REVIEW: An all-female and non-binary cast offers a thought-provoking inversion of Shakespeare's Titus Andronicus, w… twitter.com/i/web/status/1…—
The Prickle (@ThePrickle) March 14, 2023
Set in the gleaming candlelight of the Sam Wanamaker Playhouse, this new production by Shakespeare’s Globe presents a satirical and questioning take on Shakespeare’s most divisive tragedy. In director Jude Christian’s retelling, the many horrors of the text – coercion, sexual assault, rape, mutilation, murder, infanticide, cannibalism – somehow do not feel gratuitous.
Without giving too much away, the opening sequence features a musical-theatre-style song (by Liv Morris and George Heyworth), which acknowledges the catharsis of watching heinous acts committed onstage, comparing the events to a night-in watching a true crime TV series, or a gory Netflix drama. Rather than fainting away at the sight of gallons of blood (as many did at Lucy Bailey’s 2006 gore-extravaganza), we instead are allowed to intellectually engage with the toxic culture in which this kind of chain of events was allowed to occur.
An all-female and non-binary cast offers a thought-provoking inversion of the original Shakespearean production (which would have been played by an all-male cast). This highlights the play’s gender dynamics, social roles and expectations, and especially the play’s ideas around honour that motivate the characters in their quests for revenge or power. Beautiful Renaissance-era musical accompaniment (composed by Jasmin Kent Rodgman), and the Playhouse’s signature use of candlelight, both create a powerful – even primordial – theatrical experience.
That said, the treatment of the violent sequences feel somewhat underwhelming. Candles stand in for bodies at points of violence in this production: chopped; torched; smashed with hammers (you name it; the candles get it). While this seems an ingenious idea on paper, it actually gives the play a comic, satirical quality that cuts against the text: it feels like the characters are ironically commenting on their roles, rather than inhabiting them.

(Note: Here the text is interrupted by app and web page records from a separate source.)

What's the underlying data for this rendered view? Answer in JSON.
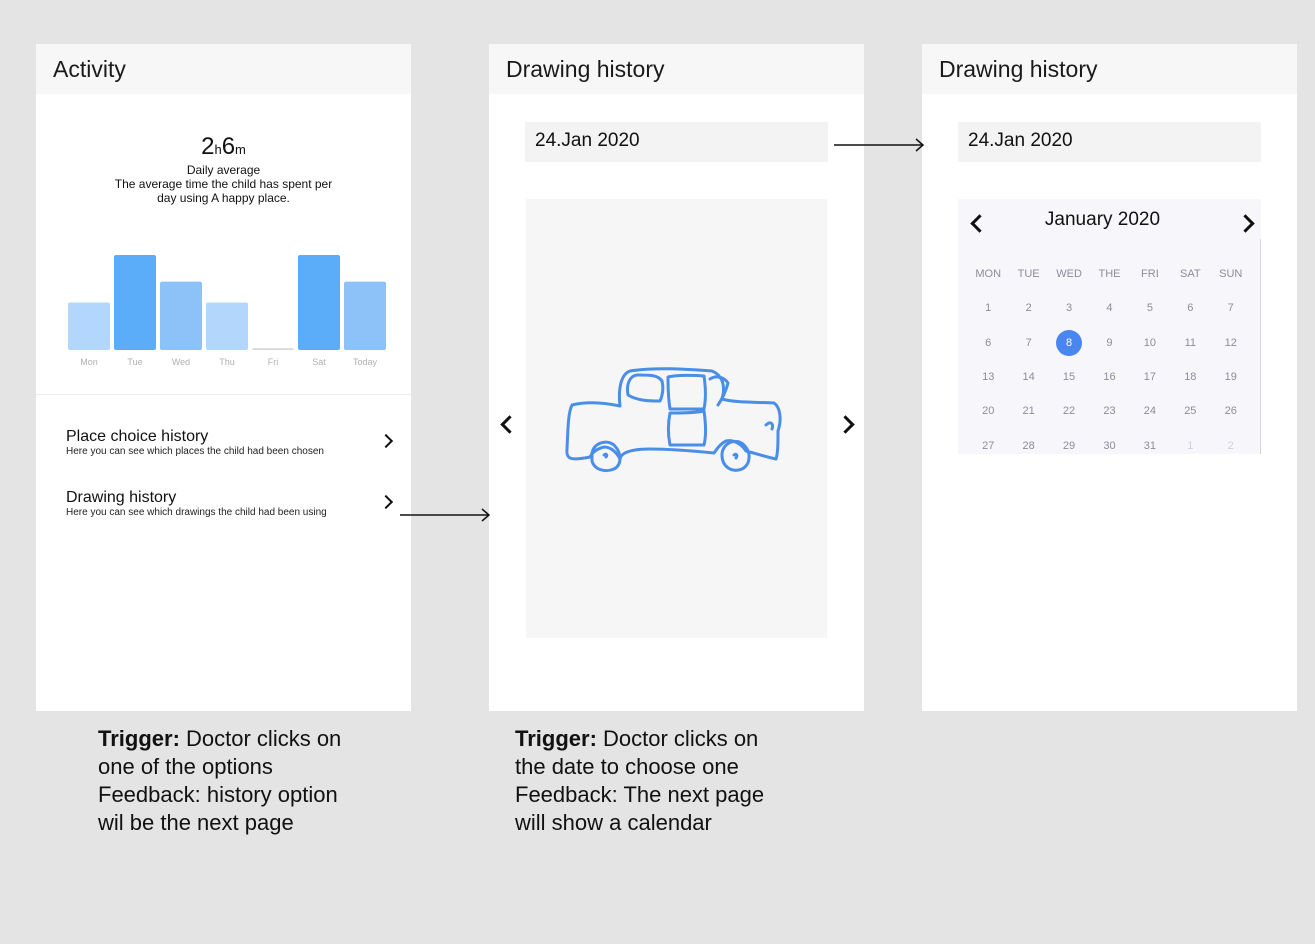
{
  "screens": {
    "activity": {
      "title": "Activity",
      "stat": {
        "hours": "2",
        "hours_unit": "h",
        "minutes": "6",
        "minutes_unit": "m",
        "label": "Daily average",
        "description": "The average time the child has spent per day using A happy place."
      },
      "menu": [
        {
          "title": "Place choice history",
          "description": "Here you can see which places the child had been chosen"
        },
        {
          "title": "Drawing history",
          "description": "Here you can see which drawings the child had been using"
        }
      ]
    },
    "drawing": {
      "title": "Drawing history",
      "date": "24.Jan  2020"
    },
    "calendar": {
      "title": "Drawing history",
      "date": "24.Jan  2020",
      "month_label": "January 2020",
      "weekdays": [
        "MON",
        "TUE",
        "WED",
        "THE",
        "FRI",
        "SAT",
        "SUN"
      ],
      "weeks": [
        [
          "1",
          "2",
          "3",
          "4",
          "5",
          "6",
          "7"
        ],
        [
          "6",
          "7",
          "8",
          "9",
          "10",
          "11",
          "12"
        ],
        [
          "13",
          "14",
          "15",
          "16",
          "17",
          "18",
          "19"
        ],
        [
          "20",
          "21",
          "22",
          "23",
          "24",
          "25",
          "26"
        ],
        [
          "27",
          "28",
          "29",
          "30",
          "31",
          "1",
          "2"
        ]
      ],
      "selected_day": "8",
      "colors": {
        "selected": "#4a86f0"
      }
    }
  },
  "chart_data": {
    "type": "bar",
    "categories": [
      "Mon",
      "Tue",
      "Wed",
      "Thu",
      "Fri",
      "Sat",
      "Today"
    ],
    "values": [
      0.5,
      1.0,
      0.72,
      0.5,
      0.02,
      1.0,
      0.72
    ],
    "colors": [
      "#b3d7fc",
      "#5badfa",
      "#8cc2f8",
      "#b3d7fc",
      "#d9d9d9",
      "#5badfa",
      "#8cc2f8"
    ],
    "grid": false
  },
  "captions": [
    {
      "bold": "Trigger:",
      "line1": " Doctor clicks on",
      "lines": [
        "one of the options",
        "Feedback: history option",
        "wil be the next page"
      ]
    },
    {
      "bold": "Trigger:",
      "line1": " Doctor clicks on",
      "lines": [
        "the date to choose one",
        "Feedback: The next page",
        "will show a calendar"
      ]
    }
  ]
}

This may well be the point, but as an audience member craving the kind of escapism ironised in the opening number as catharsis through “torture porn but more artistic”, the enterprise feels ultimately underwhelming.

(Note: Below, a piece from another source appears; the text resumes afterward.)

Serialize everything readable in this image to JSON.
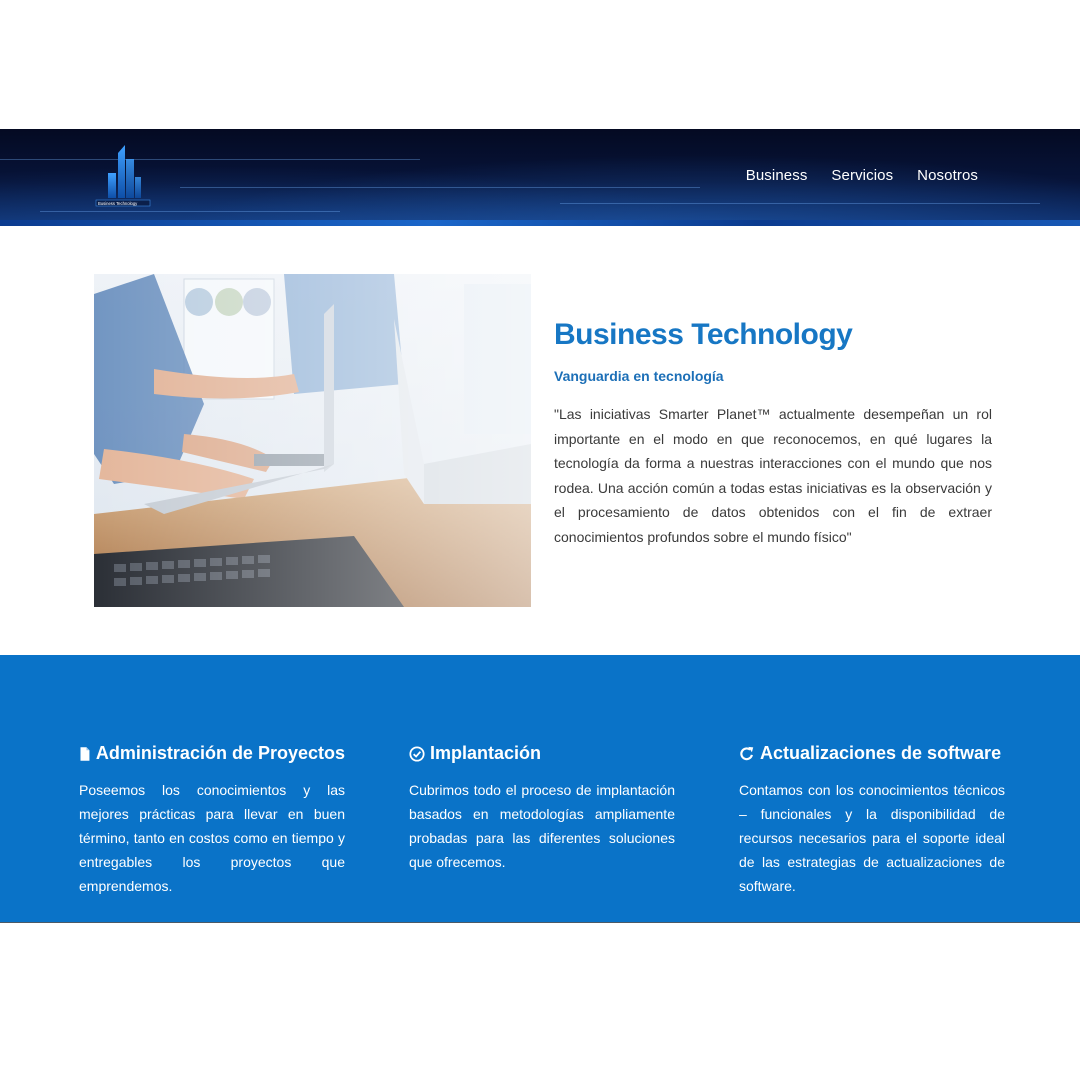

Playing at Shakespeare’s Globe 19 January – 15 April 2023.